Underlying inflation has not been this low – 2.1% through the year – in 13 years. Next quarter, when the 0.8% rise from June 2011 drops out of the annual run rate, it’s likely that underlying inflation will break below the bottom of the RBA target band of 2.0% and there’s a sporting chance it will fall to a record low of 1.8%.
Headline inflation has crashed to 1.6%, below the bottom on the RBA target band and has risen at an annual rate of 0.2% in the last 6 months!
Whichever measure of inflation you wish to use, inflation is massively lower than most forecasts from just 6 or 9 months ago which were skewed towards annual inflation accelerating to 3% or more. In the second half of last year, some market commentators were even suggesting that Australia had a “major inflation problem” and that the RBA was well and truly “behind the interest rate curve”, meaning they expected 2 or 3 rate hikes in quick succession.
The fact that the inflation “problem” could be emerging on the downside and that there have already been 2 rate cuts with 100 basis points more priced in for the next year is a reflection of the all-to-easily dismissed anecdotes from retailers, manufacturing, the tourism and education sectors, housing, construction and basically anyone not attached to the mining sector. Maybe they had a point when they were saying conditions were tough.
What we are seeing now in the inflation data is just how soft the economy has been.
Looking back at the reasons why so many people, including the good folk at the RBA, misread the inflation outlook, a couple of key issues spring to mind:
- Importantly, the level of the Australian dollar has had a more dramatic effect on activity and inflation than was generally assumed.
- The world economic environment remains fragile and is damaging sentiment, confidence and economic activity.
- Interest rates were actually quite restrictive through 2011 and the impact of that restrictive setting is showing up in current data.
- Fiscal policy settings and government demand are having a bigger than assumed dampening effect on activity.
- Falling asset prices in the form of weak stock market prices and falling house prices are poison for the economy.
The inflation result today is so low that it demands that monetary policy move to an accommodative stance as soon as possible.
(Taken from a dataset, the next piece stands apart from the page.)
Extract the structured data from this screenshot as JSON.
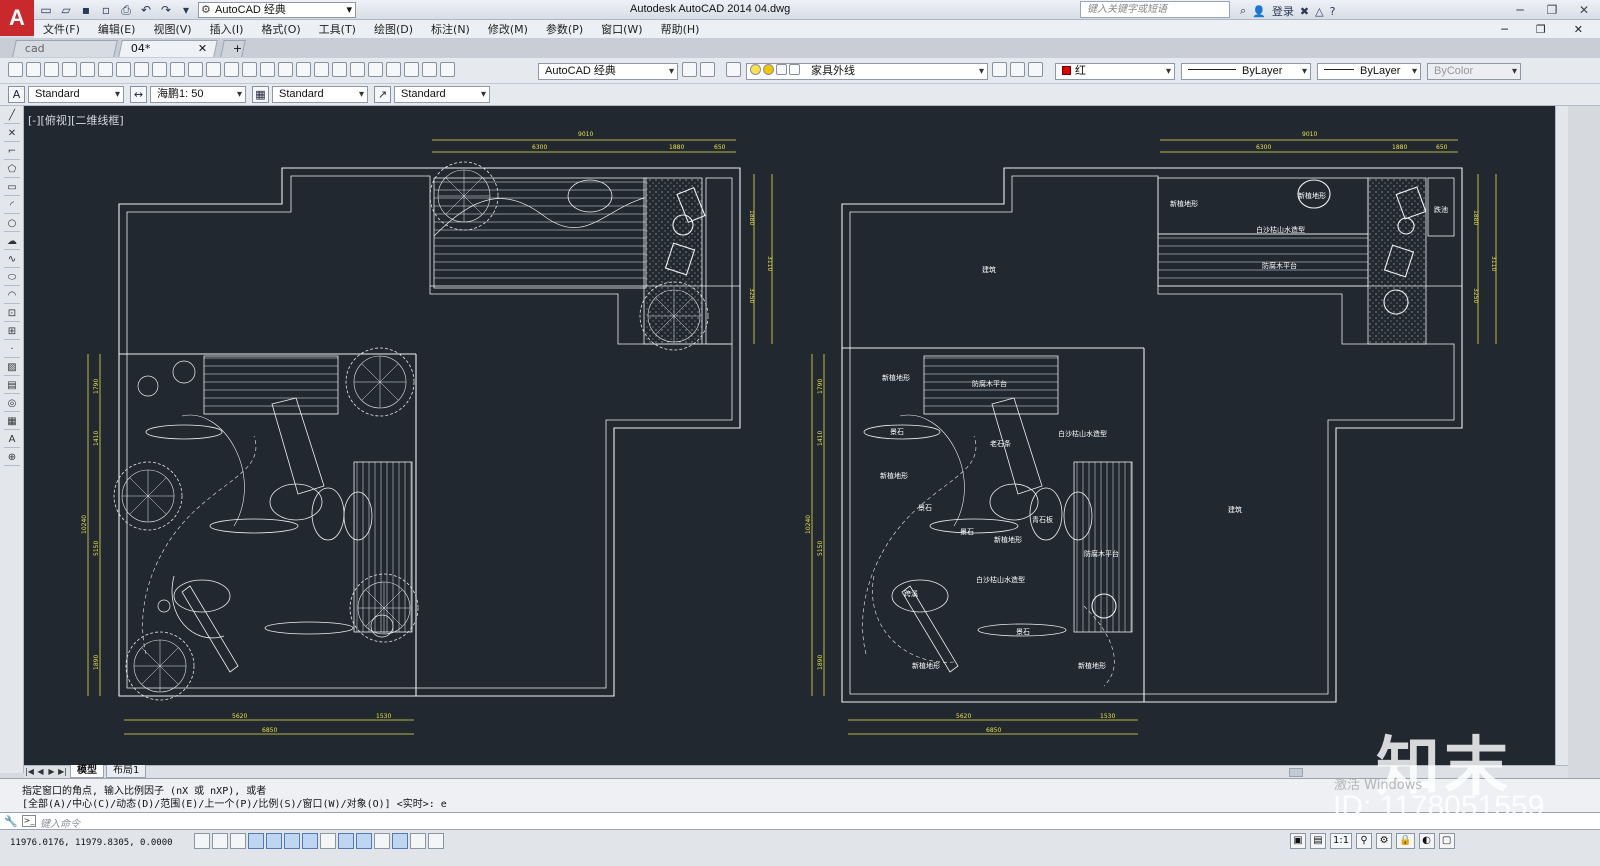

In concert with the fall in the terms of trade and the fall in producer prices, the consumer price data should allow the RBA to get rates lower for the sake of growth, jobs and in doing so, avoid the threat of the Bank missing its inflation target on the down side in the next year or two.
The case for a 50 basis point cut – or more – is compelling. There needs to be some catch up to take account of the low CPI in the December quarter which everyone seems to have forgotten, and the ongoing softer growth momentum in the economy right now.
Whatever amount the RBA cuts next week, it will not be passed on in full. A 25 basis point cut would probably result in about 15 to 20 points being passed on to retail borrowers. In this case, the level of retail rates would be virtually the same at they were at the end of 2011, a time when the RBA and others were still concerned about inflation, wages and were optimistic about improving financial market conditions.
Rates need to be lower than they were at the end of 2011 and the only way to achieve that is for the RBA to cut by 50 basis points (or obviously more), with the cash rate dropping to 3.75% and mortgage rates falling to around 7.0%. The inflation data today and in the last week are low enough to justify such a move.
And there will be more rate cuts after that, given the RBA will have to play catch up and given the world economy and markets remain in a deep funk.